Indian Rhinoceros are one of five living species of rhinoceros found in Africa and Southern Asia. The name rhinoceros comes from the Greek "rhinos" meaning nose and "keratos" meaning horn. The Indian Rhinoceros has only one horn, giving it its species name of unicornis and its alternative common name of Greater One-horned Rhinoceros. This specimen does not have a horn.

Today Indian Rhinoceros are restricted to reserves in northern India and southern Nepal but before hunting and agriculture reduced their numbers they were found across the grass covered floodplains of the Indus, Ganges and Brahmaputra River basins from Pakistan through the north of India and Nepal into Bangladesh. Where or when this specimen was collected is unknown.

Populations of Indian Rhinoceros declined dramatically between 1600 and 1900, largely due to increased cultivation of the river floodplains on which they lived. In the late nineteenth century sport hunting by Europeans became common and contributed to a further sharp decline. In the early twentieth century Indian Rhinoceros were on the brink of extinction which led to a ban on sport hunting and governmental protection for the remaining populations.

Numbers of Indian Rhinoceros reached a low of around 1,800 individuals in the wild in the 1990s. Since then the population has nearly doubled due to conservation efforts. In 2015 it was estimated there were 3,555 living in the wild and populations are still increasing. However, they occur at fewer than ten sites and 70% of the population live in just one; Kaziranga National Park. This means that not just that individual population, but the entire species is at risk from any catastrophic event that impacts this single population.
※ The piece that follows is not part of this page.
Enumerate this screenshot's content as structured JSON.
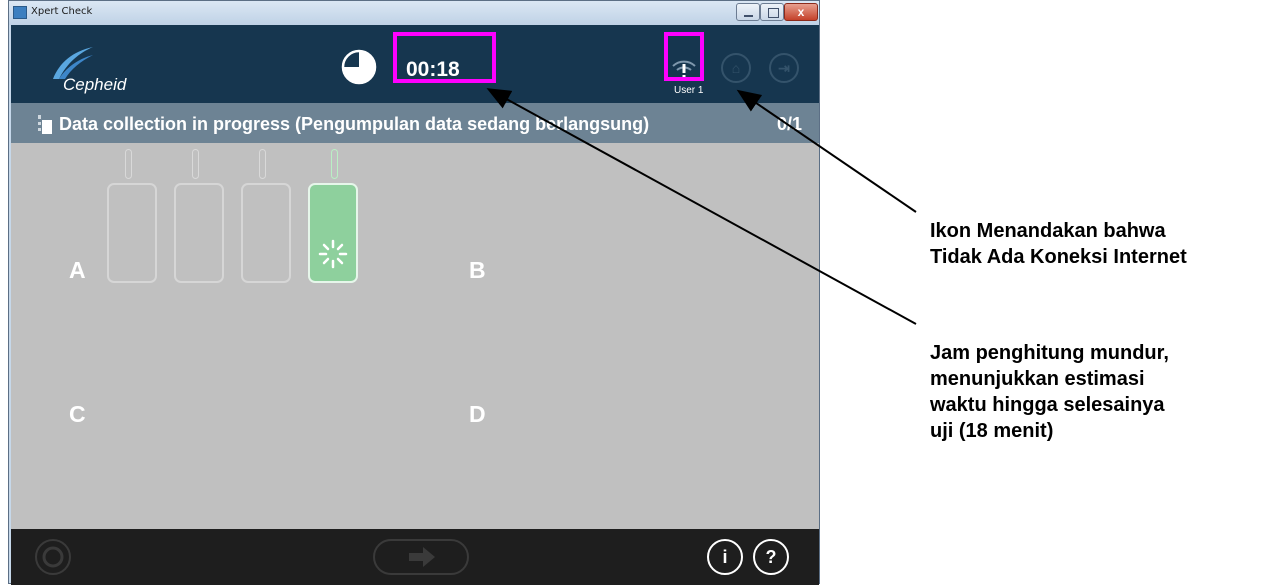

Like all rhinoceros species, Indian Rhinoceros are poached for their horns for the Chinese traditional medicine market and this remains perhaps the major threat to this species. Loss of habitat to agriculture and invasive plants is also a threat.

The Indian Rhinoceros is considered Vulnerable by the International Union for Conservation of Nature (IUCN), making it one of the least endangered of all the rhinoceros species. Most rhinoceros species are Critically Endangered and some have fewer than 100 individuals living in the wild. Like all rhinoceros the Indian Rhinoceros is listed on Appendix I of the Convention on International Trade in Endangered Species (CITES) making all international trade in them illegal.

Specimen Details

Taxonomy

Geospatial Information

  • Precise Location

    Unknown